[Start of Attachment]

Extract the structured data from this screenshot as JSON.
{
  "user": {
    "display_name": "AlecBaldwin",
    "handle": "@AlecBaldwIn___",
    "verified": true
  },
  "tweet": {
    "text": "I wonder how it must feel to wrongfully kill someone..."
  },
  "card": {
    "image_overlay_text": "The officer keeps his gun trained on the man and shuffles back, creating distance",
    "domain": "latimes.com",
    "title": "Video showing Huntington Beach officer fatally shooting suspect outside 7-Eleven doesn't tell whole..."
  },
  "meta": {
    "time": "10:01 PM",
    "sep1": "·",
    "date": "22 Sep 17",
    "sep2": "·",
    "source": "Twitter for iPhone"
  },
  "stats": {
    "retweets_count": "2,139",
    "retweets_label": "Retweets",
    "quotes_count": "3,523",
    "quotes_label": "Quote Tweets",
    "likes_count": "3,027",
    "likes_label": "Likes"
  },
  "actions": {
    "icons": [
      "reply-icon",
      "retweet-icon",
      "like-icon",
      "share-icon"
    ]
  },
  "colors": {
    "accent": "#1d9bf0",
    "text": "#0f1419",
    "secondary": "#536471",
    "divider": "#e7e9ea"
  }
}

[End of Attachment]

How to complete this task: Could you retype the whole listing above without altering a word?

Response to the task:
Extract the structured data from this screenshot as JSON.
{
  "user": {
    "display_name": "AlecBaldwin",
    "handle": "@AlecBaldwIn___",
    "verified": true
  },
  "tweet": {
    "text": "I wonder how it must feel to wrongfully kill someone..."
  },
  "card": {
    "image_overlay_text": "The officer keeps his gun trained on the man and shuffles back, creating distance",
    "domain": "latimes.com",
    "title": "Video showing Huntington Beach officer fatally shooting suspect outside 7-Eleven doesn't tell whole..."
  },
  "meta": {
    "time": "10:01 PM",
    "sep1": "·",
    "date": "22 Sep 17",
    "sep2": "·",
    "source": "Twitter for iPhone"
  },
  "stats": {
    "retweets_count": "2,139",
    "retweets_label": "Retweets",
    "quotes_count": "3,523",
    "quotes_label": "Quote Tweets",
    "likes_count": "3,027",
    "likes_label": "Likes"
  },
  "actions": {
    "icons": [
      "reply-icon",
      "retweet-icon",
      "like-icon",
      "share-icon"
    ]
  },
  "colors": {
    "accent": "#1d9bf0",
    "text": "#0f1419",
    "secondary": "#536471",
    "divider": "#e7e9ea"
  }
}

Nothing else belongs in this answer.